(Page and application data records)
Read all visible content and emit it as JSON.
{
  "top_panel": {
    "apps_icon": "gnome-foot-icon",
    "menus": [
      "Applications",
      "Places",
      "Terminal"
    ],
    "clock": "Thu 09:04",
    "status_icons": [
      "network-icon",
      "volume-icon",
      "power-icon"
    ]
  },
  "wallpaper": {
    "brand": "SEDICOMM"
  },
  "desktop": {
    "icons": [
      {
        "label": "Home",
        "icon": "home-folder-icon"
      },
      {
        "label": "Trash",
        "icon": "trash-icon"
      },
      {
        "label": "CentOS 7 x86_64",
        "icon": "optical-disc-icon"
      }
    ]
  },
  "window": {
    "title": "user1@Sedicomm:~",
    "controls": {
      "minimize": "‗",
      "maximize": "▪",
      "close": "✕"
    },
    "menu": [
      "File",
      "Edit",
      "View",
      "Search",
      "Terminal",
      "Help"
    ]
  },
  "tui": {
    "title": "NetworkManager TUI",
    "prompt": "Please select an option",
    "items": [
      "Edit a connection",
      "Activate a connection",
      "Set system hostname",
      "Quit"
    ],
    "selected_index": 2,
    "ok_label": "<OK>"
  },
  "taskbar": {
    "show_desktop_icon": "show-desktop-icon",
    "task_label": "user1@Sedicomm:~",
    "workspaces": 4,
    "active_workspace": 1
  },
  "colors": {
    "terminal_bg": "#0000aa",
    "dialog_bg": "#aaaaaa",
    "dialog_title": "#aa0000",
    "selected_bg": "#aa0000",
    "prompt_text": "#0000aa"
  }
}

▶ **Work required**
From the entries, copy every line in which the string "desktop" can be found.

▶ **Answer space**
  "desktop": {
    "show_desktop_icon": "show-desktop-icon",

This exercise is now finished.